DETROIT, Mich. — It's been more than three weeks since our state's remaining COVID-related restrictions were lifted, so we're exploring the hit small businesses have taken during the pandemic, what recovery is looking like now, and the road ahead.
For many metro Detroit small businesses, government aid during the pandemic has been a vital lifeline.
Espy Thomas, one of the owners of Sweet Potato Sensations, received one of the nearly 180,000 Paycheck Protection Program or PPP loans granted in Michigan by the U.S. Small Business Administration.
“The PPP was definitely helpful to help us with paying staff," Thomas told Action News. "To me it was a fairly simple process as long as all your paperwork was buttoned up.”
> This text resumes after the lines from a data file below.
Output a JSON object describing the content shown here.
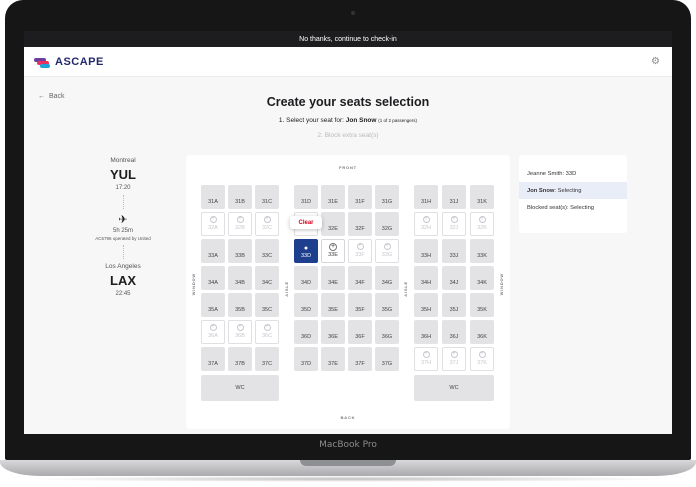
{
  "device": {
    "label": "MacBook Pro"
  },
  "topbar": {
    "text": "No thanks, continue to check-in"
  },
  "header": {
    "brand": "ASCAPE",
    "brand_colors": [
      "#6b3fa0",
      "#e8315f",
      "#1fa2d9"
    ]
  },
  "nav": {
    "back_label": "Back"
  },
  "page": {
    "title": "Create your seats selection",
    "step1_prefix": "1. Select your seat for: ",
    "step1_name": "Jon Snow",
    "step1_count": "(1 of 2 passengers)",
    "step2": "2. Block extra seat(s)"
  },
  "flight": {
    "origin_city": "Montreal",
    "origin_code": "YUL",
    "depart_time": "17:20",
    "duration": "5h 25m",
    "operator": "AC5796 operated by United",
    "dest_city": "Los Angeles",
    "dest_code": "LAX",
    "arrive_time": "22:45"
  },
  "seatmap": {
    "front_label": "FRONT",
    "back_label": "BACK",
    "window_label": "WINDOW",
    "aisle_label": "AISLE",
    "wc_label": "WC",
    "clear_label": "Clear",
    "selected_color": "#1e3f8e",
    "rows": [
      "31",
      "32",
      "33",
      "34",
      "35",
      "36",
      "37"
    ],
    "columns": [
      "A",
      "B",
      "C",
      "D",
      "E",
      "F",
      "G",
      "H",
      "J",
      "K"
    ],
    "blocked": [
      "32A",
      "32B",
      "32C",
      "32H",
      "32J",
      "32K",
      "33F",
      "33G",
      "36A",
      "36B",
      "36C",
      "37H",
      "37J",
      "37K"
    ],
    "occupied": [
      "32D"
    ],
    "selected": "33D",
    "addable": [
      "33E"
    ]
  },
  "passengers": [
    {
      "name": "Jeanne Smith",
      "status": "33D",
      "active": false
    },
    {
      "name": "Jon Snow",
      "status": "Selecting",
      "active": true
    },
    {
      "name": "Blocked seat(s)",
      "status": "Selecting",
      "active": false
    }
  ]
}
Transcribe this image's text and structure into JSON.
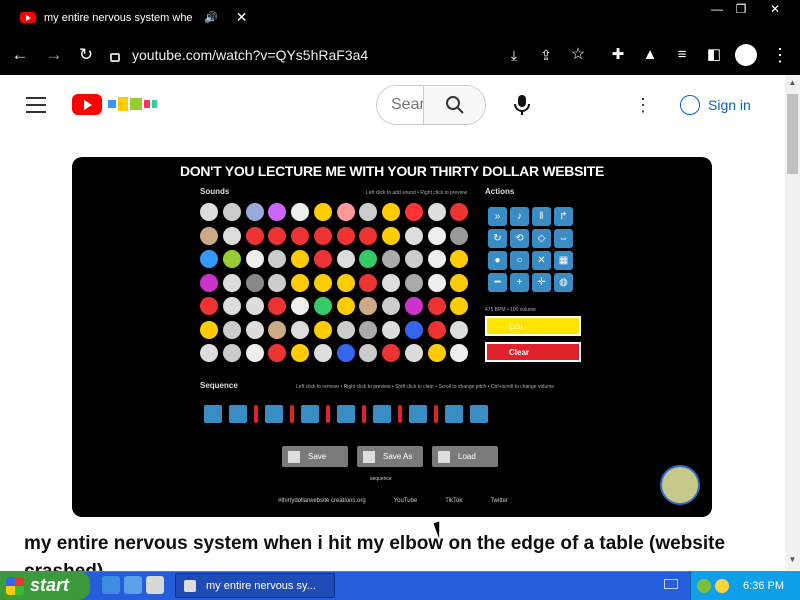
{
  "browser": {
    "tab_title": "my entire nervous system whe",
    "url": "youtube.com/watch?v=QYs5hRaF3a4",
    "window_controls": [
      "minimize",
      "restore",
      "close"
    ],
    "nav_icons": [
      "back-icon",
      "forward-icon",
      "reload-icon"
    ],
    "toolbar_icons": [
      "install-icon",
      "share-icon",
      "star-icon",
      "extensions-icon",
      "labs-icon",
      "media-icon",
      "sidepanel-icon",
      "profile-icon",
      "menu-icon"
    ]
  },
  "youtube": {
    "search_placeholder": "Search",
    "sign_in": "Sign in"
  },
  "video": {
    "player_title": "DON'T YOU LECTURE ME WITH YOUR THIRTY DOLLAR WEBSITE",
    "sounds_heading": "Sounds",
    "actions_heading": "Actions",
    "sequence_heading": "Sequence",
    "sounds_hint": "Left click to add sound • Right click to preview",
    "sequence_hint": "Left click to remove • Right click to preview • Shift click to clear • Scroll to change pitch • Ctrl+scroll to change volume",
    "bpm_text": "475 BPM • 100 volume",
    "yellow_btn": "Edit",
    "clear_btn": "Clear",
    "save_btn": "Save",
    "save_as_btn": "Save As",
    "load_btn": "Load",
    "sequence_field": "sequence",
    "footer_links": [
      "#thirtydollarwebsite creations.org",
      "YouTube",
      "TikTok",
      "Twitter"
    ],
    "heading": "my entire nervous system when i hit my elbow on the edge of a table (website crashed)"
  },
  "taskbar": {
    "start": "start",
    "task_item": "my entire nervous sy...",
    "clock": "6:36 PM"
  },
  "colors": {
    "yt_red": "#ff0000",
    "link_blue": "#065fd4",
    "taskbar_blue": "#245edb",
    "start_green": "#3c9a3a",
    "tray_blue": "#0f9fe6",
    "action_blue": "#3a8cc4",
    "clear_red": "#e0202a",
    "edit_yellow": "#ffe500"
  }
}
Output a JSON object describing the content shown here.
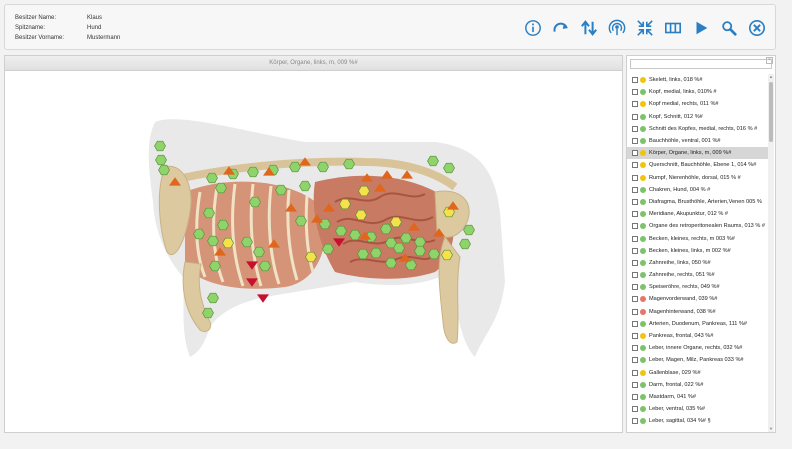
{
  "header": {
    "rows": [
      {
        "label": "Besitzer Name:",
        "value": "Klaus"
      },
      {
        "label": "Spitzname:",
        "value": "Hund"
      },
      {
        "label": "Besitzer Vorname:",
        "value": "Mustermann"
      }
    ],
    "accent_color": "#2a7fc4"
  },
  "viewer": {
    "title": "Körper, Organe, links, m, 009 %#"
  },
  "search": {
    "placeholder": "",
    "value": ""
  },
  "list": [
    {
      "label": "Skelett, links, 018 %#",
      "color": "#f1c40f"
    },
    {
      "label": "Kopf, medial, links, 010% #",
      "color": "#7cc36b"
    },
    {
      "label": "Kopf medial, rechts, 011 %#",
      "color": "#f1c40f"
    },
    {
      "label": "Kopf, Schnitt, 012 %#",
      "color": "#7cc36b"
    },
    {
      "label": "Schnitt des Kopfes, medial, rechts, 016 % #",
      "color": "#7cc36b"
    },
    {
      "label": "Bauchhöhle, ventral, 001 %#",
      "color": "#7cc36b"
    },
    {
      "label": "Körper, Organe, links, m, 009 %#",
      "color": "#f1c40f"
    },
    {
      "label": "Querschnitt, Bauchhöhle, Ebene 1, 014 %#",
      "color": "#f1c40f"
    },
    {
      "label": "Rumpf, Nierenhöhle, dorsal, 015 % #",
      "color": "#f1c40f"
    },
    {
      "label": "Chakren, Hund, 004 % #",
      "color": "#7cc36b"
    },
    {
      "label": "Diafragma, Brusthöhle, Arterien,Venen 005 %",
      "color": "#7cc36b"
    },
    {
      "label": "Meridiane, Akupunktur, 012 % #",
      "color": "#7cc36b"
    },
    {
      "label": "Organe des retroperitonealen Raums, 013 % #",
      "color": "#7cc36b"
    },
    {
      "label": "Becken, kleines, rechts, m 003 %#",
      "color": "#7cc36b"
    },
    {
      "label": "Becken, kleines, links, m 002 %#",
      "color": "#7cc36b"
    },
    {
      "label": "Zahnreihe, links, 050 %#",
      "color": "#7cc36b"
    },
    {
      "label": "Zahnreihe, rechts, 051 %#",
      "color": "#7cc36b"
    },
    {
      "label": "Speiseröhre, rechts, 049 %#",
      "color": "#7cc36b"
    },
    {
      "label": "Magenvorderwand, 039 %#",
      "color": "#e8746a"
    },
    {
      "label": "Magenhinterwand, 038 %#",
      "color": "#e8746a"
    },
    {
      "label": "Arterien, Duodenum, Pankreas, 111 %#",
      "color": "#7cc36b"
    },
    {
      "label": "Pankreas, frontal, 043 %#",
      "color": "#f1c40f"
    },
    {
      "label": "Leber, innere Organe, rechts, 032 %#",
      "color": "#7cc36b"
    },
    {
      "label": "Leber, Magen, Milz, Pankreas 033 %#",
      "color": "#7cc36b"
    },
    {
      "label": "Gallenblase, 029 %#",
      "color": "#f1c40f"
    },
    {
      "label": "Darm, frontal, 022 %#",
      "color": "#7cc36b"
    },
    {
      "label": "Mastdarm, 041 %#",
      "color": "#7cc36b"
    },
    {
      "label": "Leber, ventral, 035 %#",
      "color": "#7cc36b"
    },
    {
      "label": "Leber, sagittal, 034 %# §",
      "color": "#7cc36b"
    }
  ],
  "selected_index": 6,
  "markers": {
    "green_color": "#8fd36b",
    "yellow_color": "#f5e24a",
    "orange_color": "#e0661c",
    "red_color": "#c8102e"
  }
}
All told the program shelled out more than $8.4 billion in our state, with the average loan amount being around $42,000.
“The very first round and allocation of PPP dollars was bumpy for sure," said former Lt. Governor and current head of the Small Business Association of Michigan, Brian Calley.
91 percent of Michigan's Small Business Association members took advantage of PPP according to Calley, who overall sees the program as successful.
Where payroll wasn't a business' largest expense other federal programs sought to fill the gaps, like the Shuttered Venue Grant and the Restaurant Revitalization Fund; we saw locally a major hiccup with the latter, when funds ran out before all those approved could get their cash.
“To have that lifeline thrown to us was exciting. To find out it was going to be rescinded was devastating," Matt Buskard of Bobcat Bonnie's told Action News back in late June.
"Big businesses have continuity plans," said Prof. Bertie Greer, Associate Dean at Wayne State's Mike Illitch School of Business. "They have already put together some thoughts and done risk management," she said.
On top of generally having less cash on hand, makes smaller businesses are especially vulnerable during a period of uncertainty like a pandemic, Greer said.
“Just applying for all the grants and all the opportunities is a lot if you’re like a solopreneur doing things by yourself and you don’t have a lot of people to help," Thomas said. "It is a job for just like one person to kind of sit and look at what’s coming through the pipeline.”
The PPP Flexibility Act became law in June 2020 and was designed to expand PPP and make it easier for businesses to apply it. The legislation received bipartisan support in Washington including from several Michigan lawmakers.